Task description:
Using the records below, filter for lines that contain the string "this" and copy them out.

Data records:
**********

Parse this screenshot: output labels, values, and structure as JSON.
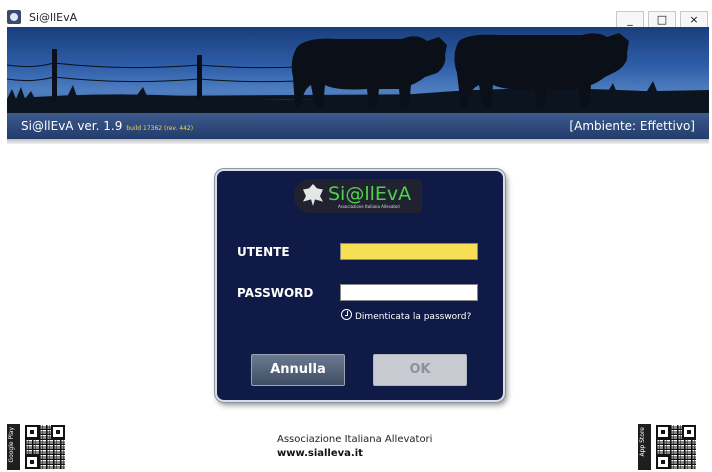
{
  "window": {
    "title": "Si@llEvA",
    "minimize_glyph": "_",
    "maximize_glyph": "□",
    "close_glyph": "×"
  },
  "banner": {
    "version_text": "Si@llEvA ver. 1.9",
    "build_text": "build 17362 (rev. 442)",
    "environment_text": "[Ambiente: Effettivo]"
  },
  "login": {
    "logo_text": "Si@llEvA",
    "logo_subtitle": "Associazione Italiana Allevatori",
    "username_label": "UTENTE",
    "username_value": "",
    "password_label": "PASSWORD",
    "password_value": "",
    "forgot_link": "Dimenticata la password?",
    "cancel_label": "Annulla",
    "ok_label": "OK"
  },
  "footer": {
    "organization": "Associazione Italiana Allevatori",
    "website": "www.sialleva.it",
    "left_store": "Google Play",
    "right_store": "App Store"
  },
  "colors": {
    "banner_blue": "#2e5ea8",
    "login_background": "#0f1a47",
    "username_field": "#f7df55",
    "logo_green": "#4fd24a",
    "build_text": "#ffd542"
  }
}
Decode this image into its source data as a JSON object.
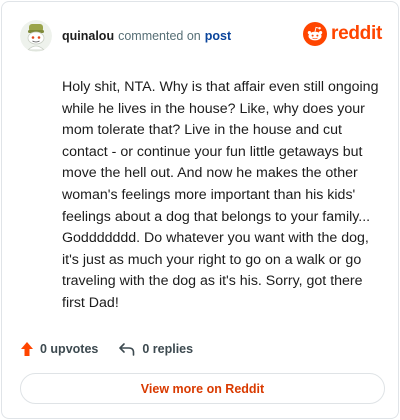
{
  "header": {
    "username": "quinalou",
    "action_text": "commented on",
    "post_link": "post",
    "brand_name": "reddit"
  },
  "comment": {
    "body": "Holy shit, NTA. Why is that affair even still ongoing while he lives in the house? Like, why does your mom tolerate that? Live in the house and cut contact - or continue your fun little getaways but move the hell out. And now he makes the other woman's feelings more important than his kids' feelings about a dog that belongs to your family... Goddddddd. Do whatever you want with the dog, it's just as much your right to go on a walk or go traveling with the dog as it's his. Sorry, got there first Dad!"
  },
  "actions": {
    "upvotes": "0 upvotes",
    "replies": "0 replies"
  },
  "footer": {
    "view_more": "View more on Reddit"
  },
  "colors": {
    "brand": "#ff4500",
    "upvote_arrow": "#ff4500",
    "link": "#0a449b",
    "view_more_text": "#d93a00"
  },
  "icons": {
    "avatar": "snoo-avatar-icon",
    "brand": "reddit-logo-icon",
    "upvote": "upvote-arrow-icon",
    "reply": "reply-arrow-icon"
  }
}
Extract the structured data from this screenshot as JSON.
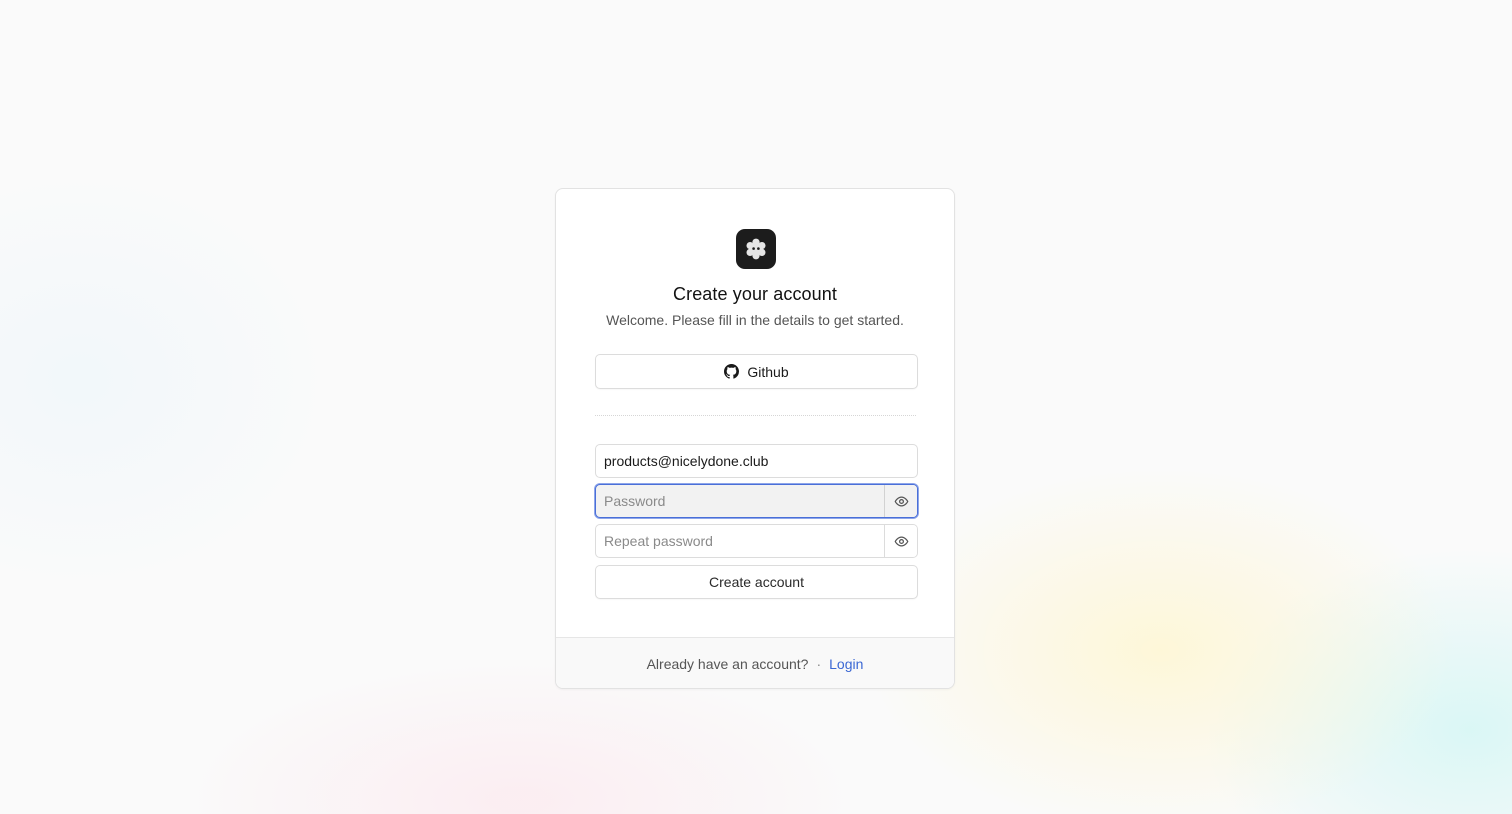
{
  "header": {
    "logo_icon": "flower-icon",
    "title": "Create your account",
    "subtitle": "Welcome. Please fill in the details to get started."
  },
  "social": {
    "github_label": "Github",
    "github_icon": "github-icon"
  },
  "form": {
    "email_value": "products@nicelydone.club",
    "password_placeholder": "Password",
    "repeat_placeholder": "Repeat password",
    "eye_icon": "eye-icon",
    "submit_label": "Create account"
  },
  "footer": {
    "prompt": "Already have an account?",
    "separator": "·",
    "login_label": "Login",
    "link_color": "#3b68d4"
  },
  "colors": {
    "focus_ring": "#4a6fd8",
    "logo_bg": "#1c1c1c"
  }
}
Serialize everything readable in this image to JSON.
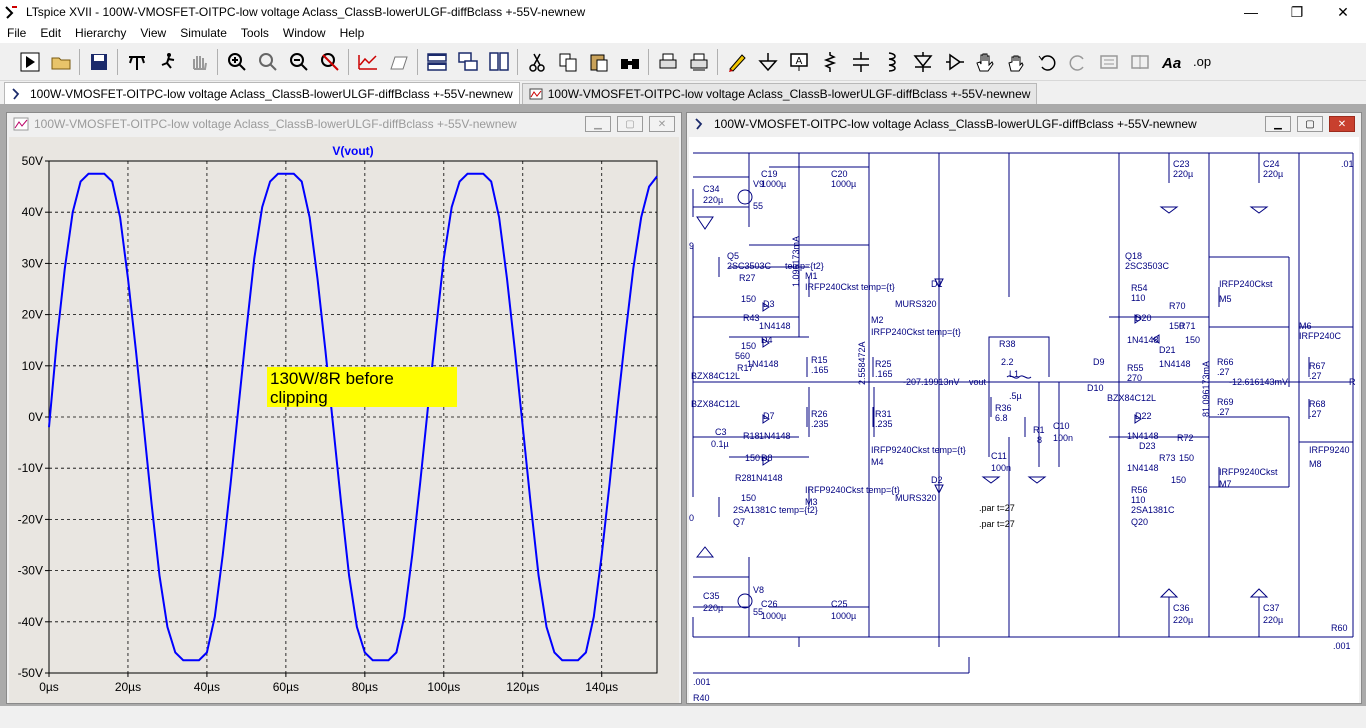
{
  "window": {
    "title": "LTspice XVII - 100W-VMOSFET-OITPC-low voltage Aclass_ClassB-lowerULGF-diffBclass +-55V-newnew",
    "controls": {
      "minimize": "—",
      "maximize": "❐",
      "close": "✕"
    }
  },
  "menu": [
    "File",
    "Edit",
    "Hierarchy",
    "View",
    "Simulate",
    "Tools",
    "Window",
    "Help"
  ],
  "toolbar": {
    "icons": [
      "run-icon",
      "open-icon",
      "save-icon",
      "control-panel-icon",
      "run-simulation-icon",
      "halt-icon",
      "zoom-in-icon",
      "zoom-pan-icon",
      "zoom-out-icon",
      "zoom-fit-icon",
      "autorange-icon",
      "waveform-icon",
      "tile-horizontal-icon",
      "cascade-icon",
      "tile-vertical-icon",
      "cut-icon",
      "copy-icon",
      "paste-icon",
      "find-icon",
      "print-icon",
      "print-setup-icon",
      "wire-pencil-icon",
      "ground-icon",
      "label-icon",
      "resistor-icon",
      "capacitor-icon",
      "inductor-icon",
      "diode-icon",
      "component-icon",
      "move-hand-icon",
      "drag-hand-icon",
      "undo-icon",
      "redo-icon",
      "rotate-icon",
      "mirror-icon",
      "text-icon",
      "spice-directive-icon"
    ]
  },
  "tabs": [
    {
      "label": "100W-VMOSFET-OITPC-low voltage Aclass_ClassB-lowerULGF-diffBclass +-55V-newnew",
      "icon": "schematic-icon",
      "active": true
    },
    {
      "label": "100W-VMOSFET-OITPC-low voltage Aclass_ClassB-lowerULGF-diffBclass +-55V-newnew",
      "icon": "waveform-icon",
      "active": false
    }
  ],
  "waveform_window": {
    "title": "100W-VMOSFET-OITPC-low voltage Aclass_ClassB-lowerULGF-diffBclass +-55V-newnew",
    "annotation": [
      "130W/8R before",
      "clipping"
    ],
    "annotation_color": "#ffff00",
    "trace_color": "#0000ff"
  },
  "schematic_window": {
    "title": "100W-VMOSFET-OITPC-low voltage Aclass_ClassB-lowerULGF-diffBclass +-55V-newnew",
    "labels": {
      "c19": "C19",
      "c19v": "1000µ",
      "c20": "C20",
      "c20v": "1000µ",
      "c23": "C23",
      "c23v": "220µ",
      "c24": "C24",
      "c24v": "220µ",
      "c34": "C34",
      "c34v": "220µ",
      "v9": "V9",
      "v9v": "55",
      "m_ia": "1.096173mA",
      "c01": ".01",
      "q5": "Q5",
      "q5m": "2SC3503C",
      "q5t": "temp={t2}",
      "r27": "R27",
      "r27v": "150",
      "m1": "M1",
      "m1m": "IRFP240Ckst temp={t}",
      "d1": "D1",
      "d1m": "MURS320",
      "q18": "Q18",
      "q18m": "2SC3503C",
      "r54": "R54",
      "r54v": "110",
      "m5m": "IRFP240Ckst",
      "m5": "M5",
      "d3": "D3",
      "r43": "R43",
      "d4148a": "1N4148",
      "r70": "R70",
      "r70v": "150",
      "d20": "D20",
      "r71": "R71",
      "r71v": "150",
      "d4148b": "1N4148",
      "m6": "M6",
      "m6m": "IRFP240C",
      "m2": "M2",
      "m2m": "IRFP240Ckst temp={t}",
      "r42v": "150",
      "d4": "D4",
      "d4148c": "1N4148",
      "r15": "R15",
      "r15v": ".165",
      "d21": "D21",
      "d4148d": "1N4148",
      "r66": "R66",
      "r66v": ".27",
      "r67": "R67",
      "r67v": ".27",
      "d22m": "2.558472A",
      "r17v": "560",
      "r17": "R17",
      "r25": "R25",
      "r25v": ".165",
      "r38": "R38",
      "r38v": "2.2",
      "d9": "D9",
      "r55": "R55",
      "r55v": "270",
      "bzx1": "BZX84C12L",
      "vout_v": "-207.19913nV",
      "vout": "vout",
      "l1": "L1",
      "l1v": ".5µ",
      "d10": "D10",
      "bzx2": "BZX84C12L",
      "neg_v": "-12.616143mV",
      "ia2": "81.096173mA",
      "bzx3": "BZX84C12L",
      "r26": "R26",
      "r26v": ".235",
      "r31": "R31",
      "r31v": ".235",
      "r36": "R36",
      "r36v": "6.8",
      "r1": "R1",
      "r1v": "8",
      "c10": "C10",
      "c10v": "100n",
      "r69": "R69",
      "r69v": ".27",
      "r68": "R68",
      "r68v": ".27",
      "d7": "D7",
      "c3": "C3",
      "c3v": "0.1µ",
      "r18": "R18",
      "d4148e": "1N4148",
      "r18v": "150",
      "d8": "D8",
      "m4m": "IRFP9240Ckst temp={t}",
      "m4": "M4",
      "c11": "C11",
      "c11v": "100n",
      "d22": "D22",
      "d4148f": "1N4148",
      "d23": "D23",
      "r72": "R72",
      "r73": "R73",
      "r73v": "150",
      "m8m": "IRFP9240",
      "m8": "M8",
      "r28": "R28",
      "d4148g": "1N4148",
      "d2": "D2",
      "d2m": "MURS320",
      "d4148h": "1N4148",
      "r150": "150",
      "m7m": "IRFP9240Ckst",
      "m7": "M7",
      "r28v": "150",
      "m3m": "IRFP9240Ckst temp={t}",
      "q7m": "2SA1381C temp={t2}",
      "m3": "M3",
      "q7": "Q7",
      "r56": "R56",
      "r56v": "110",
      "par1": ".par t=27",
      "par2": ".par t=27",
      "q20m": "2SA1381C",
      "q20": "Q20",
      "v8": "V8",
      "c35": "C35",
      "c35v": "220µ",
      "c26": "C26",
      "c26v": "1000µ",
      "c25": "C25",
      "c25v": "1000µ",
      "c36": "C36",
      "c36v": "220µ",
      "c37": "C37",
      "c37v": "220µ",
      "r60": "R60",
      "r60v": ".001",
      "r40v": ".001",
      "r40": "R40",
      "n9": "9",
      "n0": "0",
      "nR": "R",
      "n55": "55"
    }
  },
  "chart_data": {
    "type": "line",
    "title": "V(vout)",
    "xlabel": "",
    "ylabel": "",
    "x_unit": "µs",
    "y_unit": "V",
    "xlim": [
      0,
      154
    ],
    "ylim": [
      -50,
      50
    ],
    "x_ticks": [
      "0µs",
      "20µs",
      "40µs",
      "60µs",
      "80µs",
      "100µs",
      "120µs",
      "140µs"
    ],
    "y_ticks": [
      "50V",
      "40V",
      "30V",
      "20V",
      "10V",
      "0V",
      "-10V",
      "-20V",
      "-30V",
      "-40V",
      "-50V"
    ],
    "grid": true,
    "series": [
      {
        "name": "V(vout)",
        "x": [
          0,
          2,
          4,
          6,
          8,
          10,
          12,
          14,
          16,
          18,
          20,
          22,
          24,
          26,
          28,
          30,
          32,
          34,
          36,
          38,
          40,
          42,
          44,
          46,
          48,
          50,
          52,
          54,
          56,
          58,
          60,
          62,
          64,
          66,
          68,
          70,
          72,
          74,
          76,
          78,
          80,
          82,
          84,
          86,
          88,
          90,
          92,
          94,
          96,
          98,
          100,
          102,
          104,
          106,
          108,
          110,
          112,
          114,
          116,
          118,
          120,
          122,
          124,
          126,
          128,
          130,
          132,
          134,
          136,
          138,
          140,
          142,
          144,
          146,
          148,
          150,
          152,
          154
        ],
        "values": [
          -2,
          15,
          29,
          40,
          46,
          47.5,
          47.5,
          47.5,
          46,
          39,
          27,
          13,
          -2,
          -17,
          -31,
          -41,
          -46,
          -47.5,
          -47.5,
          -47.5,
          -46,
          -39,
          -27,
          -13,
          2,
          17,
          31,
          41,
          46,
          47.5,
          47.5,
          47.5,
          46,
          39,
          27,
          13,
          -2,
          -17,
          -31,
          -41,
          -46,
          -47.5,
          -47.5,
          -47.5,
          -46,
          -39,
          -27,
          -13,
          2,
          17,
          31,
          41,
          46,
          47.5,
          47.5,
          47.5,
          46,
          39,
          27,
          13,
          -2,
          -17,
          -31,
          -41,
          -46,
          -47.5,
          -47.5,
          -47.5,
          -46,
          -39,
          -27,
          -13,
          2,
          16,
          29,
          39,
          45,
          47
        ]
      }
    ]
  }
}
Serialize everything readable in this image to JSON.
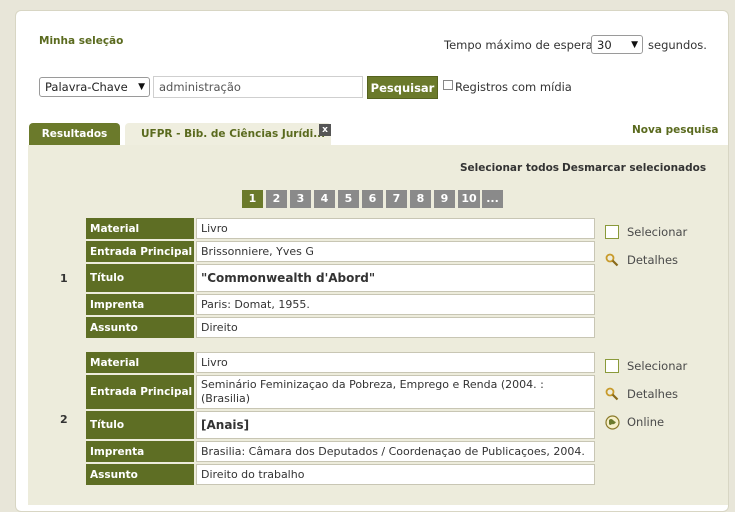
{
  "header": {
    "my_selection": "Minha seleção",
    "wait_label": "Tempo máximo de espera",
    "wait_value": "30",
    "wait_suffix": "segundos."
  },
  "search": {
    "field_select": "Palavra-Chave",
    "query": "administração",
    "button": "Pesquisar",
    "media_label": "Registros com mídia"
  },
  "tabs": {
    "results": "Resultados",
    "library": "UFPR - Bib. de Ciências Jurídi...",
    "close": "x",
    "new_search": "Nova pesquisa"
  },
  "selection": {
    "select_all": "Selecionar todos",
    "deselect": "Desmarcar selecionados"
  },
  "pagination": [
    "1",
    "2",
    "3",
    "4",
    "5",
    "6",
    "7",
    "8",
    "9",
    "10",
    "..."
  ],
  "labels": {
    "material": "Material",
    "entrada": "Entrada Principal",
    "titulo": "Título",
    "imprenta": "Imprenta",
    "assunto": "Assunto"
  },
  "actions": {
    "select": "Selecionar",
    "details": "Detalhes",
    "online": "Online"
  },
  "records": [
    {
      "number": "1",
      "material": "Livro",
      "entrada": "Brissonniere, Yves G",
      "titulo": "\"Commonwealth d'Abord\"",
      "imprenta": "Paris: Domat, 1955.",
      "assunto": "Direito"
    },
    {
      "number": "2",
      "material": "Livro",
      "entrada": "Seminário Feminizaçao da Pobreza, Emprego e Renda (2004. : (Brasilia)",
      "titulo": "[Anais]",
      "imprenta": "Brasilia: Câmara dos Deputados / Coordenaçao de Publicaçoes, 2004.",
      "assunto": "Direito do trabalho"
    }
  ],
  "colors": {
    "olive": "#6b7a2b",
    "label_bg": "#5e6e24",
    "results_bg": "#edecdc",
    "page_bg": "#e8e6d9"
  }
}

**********

The completed task:
Parse this screenshot: output labels, values, and structure as JSON.
Decode this image into its source data as a JSON object.
Extract the structured data from this screenshot as JSON.
Serialize everything readable in this image to JSON.
Serialize everything readable in this image to JSON.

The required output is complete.